[Dataset records]
──────────

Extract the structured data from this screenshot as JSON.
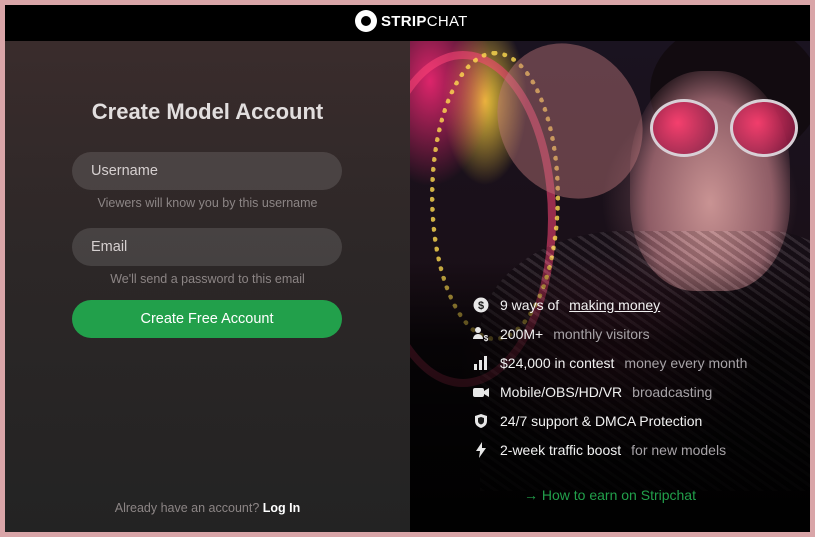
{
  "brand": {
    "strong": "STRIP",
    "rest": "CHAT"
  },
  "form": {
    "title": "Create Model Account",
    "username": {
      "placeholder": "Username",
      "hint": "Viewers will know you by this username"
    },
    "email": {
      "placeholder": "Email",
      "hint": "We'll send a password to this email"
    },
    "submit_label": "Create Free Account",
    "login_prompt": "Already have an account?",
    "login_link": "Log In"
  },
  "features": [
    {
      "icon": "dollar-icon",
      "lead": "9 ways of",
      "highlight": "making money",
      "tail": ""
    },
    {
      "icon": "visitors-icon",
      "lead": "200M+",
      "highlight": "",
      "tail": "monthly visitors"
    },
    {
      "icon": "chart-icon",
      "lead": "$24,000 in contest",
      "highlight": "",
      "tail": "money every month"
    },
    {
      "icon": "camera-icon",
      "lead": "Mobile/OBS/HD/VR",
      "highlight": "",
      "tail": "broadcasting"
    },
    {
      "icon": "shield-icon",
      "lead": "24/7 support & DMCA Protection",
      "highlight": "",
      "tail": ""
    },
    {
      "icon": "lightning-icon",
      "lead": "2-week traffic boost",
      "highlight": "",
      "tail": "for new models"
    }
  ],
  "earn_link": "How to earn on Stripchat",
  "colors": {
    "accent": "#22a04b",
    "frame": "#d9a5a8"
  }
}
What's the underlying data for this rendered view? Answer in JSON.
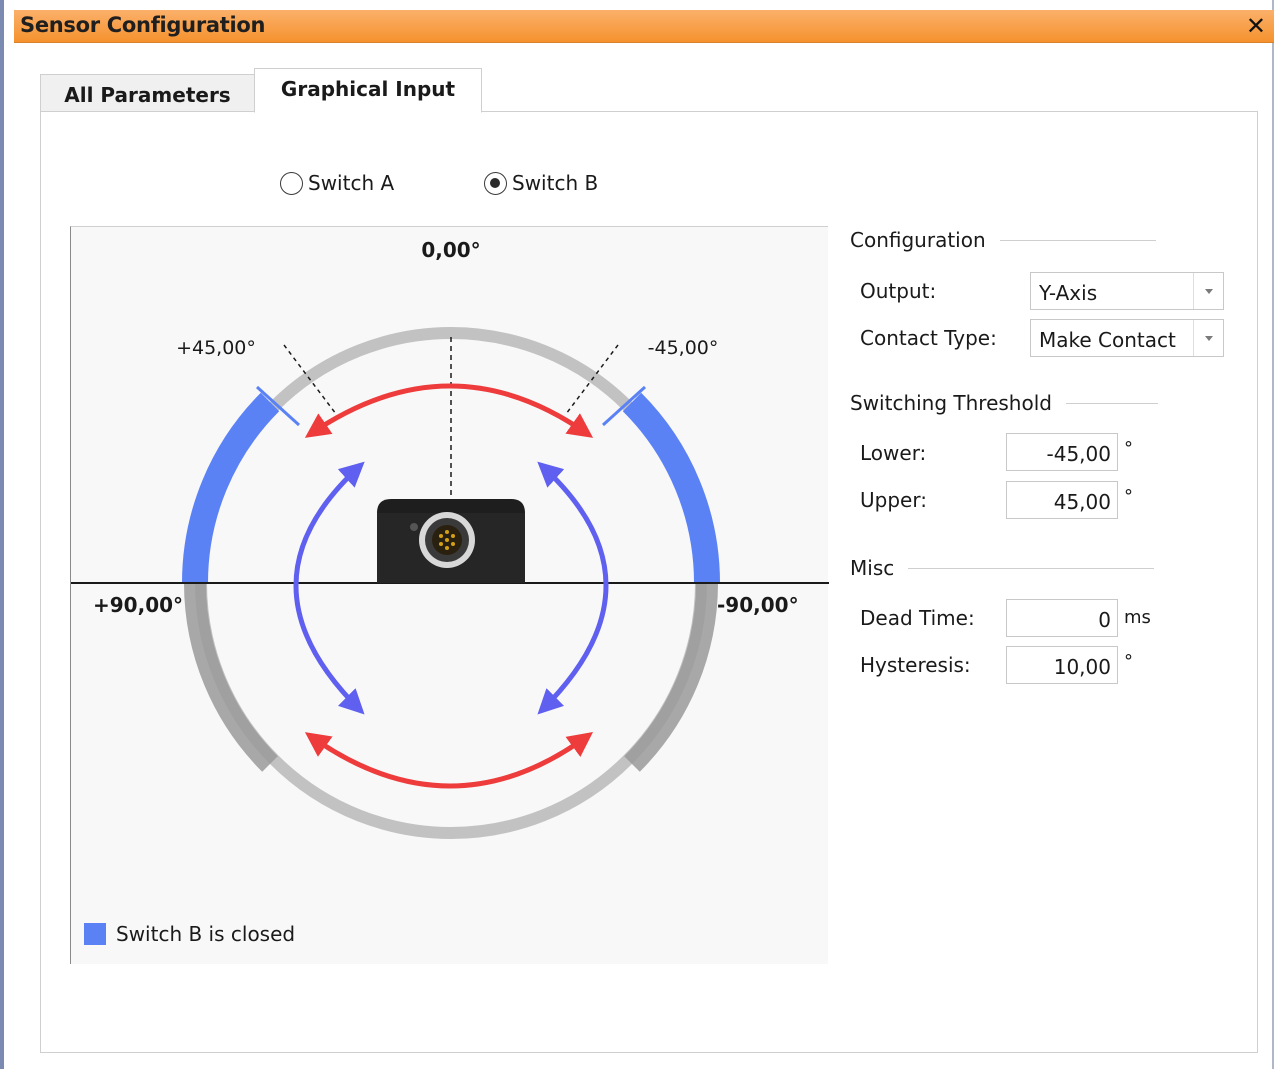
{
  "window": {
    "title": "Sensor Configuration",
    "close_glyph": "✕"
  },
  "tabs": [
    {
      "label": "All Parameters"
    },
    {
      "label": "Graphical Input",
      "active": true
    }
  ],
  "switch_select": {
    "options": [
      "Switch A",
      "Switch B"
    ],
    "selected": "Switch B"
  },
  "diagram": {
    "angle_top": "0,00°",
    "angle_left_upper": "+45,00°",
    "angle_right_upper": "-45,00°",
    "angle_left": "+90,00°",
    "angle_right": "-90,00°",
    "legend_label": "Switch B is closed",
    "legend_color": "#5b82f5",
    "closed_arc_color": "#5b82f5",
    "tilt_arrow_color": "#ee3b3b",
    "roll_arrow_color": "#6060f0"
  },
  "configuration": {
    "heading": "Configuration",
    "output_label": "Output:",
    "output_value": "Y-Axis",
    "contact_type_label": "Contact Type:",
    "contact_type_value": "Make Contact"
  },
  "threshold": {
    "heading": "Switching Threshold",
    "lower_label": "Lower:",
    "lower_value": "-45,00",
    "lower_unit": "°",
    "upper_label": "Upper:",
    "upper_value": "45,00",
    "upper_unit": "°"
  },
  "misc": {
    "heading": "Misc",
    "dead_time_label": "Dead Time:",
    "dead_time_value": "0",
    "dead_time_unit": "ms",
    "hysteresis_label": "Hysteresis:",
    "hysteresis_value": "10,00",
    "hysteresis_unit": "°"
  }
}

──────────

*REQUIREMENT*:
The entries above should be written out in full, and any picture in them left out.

*SOLUTION*:
Extract the structured data from this screenshot as JSON.
{
  "brand": {
    "strong": "STRIP",
    "rest": "CHAT"
  },
  "form": {
    "title": "Create Model Account",
    "username": {
      "placeholder": "Username",
      "hint": "Viewers will know you by this username"
    },
    "email": {
      "placeholder": "Email",
      "hint": "We'll send a password to this email"
    },
    "submit_label": "Create Free Account",
    "login_prompt": "Already have an account?",
    "login_link": "Log In"
  },
  "features": [
    {
      "icon": "dollar-icon",
      "lead": "9 ways of",
      "highlight": "making money",
      "tail": ""
    },
    {
      "icon": "visitors-icon",
      "lead": "200M+",
      "highlight": "",
      "tail": "monthly visitors"
    },
    {
      "icon": "chart-icon",
      "lead": "$24,000 in contest",
      "highlight": "",
      "tail": "money every month"
    },
    {
      "icon": "camera-icon",
      "lead": "Mobile/OBS/HD/VR",
      "highlight": "",
      "tail": "broadcasting"
    },
    {
      "icon": "shield-icon",
      "lead": "24/7 support & DMCA Protection",
      "highlight": "",
      "tail": ""
    },
    {
      "icon": "lightning-icon",
      "lead": "2-week traffic boost",
      "highlight": "",
      "tail": "for new models"
    }
  ],
  "earn_link": "How to earn on Stripchat",
  "colors": {
    "accent": "#22a04b",
    "frame": "#d9a5a8"
  }
}
What's the underlying data for this rendered view? Answer in JSON.
{
  "window": {
    "title": "Sensor Configuration",
    "close_glyph": "✕"
  },
  "tabs": [
    {
      "label": "All Parameters"
    },
    {
      "label": "Graphical Input",
      "active": true
    }
  ],
  "switch_select": {
    "options": [
      "Switch A",
      "Switch B"
    ],
    "selected": "Switch B"
  },
  "diagram": {
    "angle_top": "0,00°",
    "angle_left_upper": "+45,00°",
    "angle_right_upper": "-45,00°",
    "angle_left": "+90,00°",
    "angle_right": "-90,00°",
    "legend_label": "Switch B is closed",
    "legend_color": "#5b82f5",
    "closed_arc_color": "#5b82f5",
    "tilt_arrow_color": "#ee3b3b",
    "roll_arrow_color": "#6060f0"
  },
  "configuration": {
    "heading": "Configuration",
    "output_label": "Output:",
    "output_value": "Y-Axis",
    "contact_type_label": "Contact Type:",
    "contact_type_value": "Make Contact"
  },
  "threshold": {
    "heading": "Switching Threshold",
    "lower_label": "Lower:",
    "lower_value": "-45,00",
    "lower_unit": "°",
    "upper_label": "Upper:",
    "upper_value": "45,00",
    "upper_unit": "°"
  },
  "misc": {
    "heading": "Misc",
    "dead_time_label": "Dead Time:",
    "dead_time_value": "0",
    "dead_time_unit": "ms",
    "hysteresis_label": "Hysteresis:",
    "hysteresis_value": "10,00",
    "hysteresis_unit": "°"
  }
}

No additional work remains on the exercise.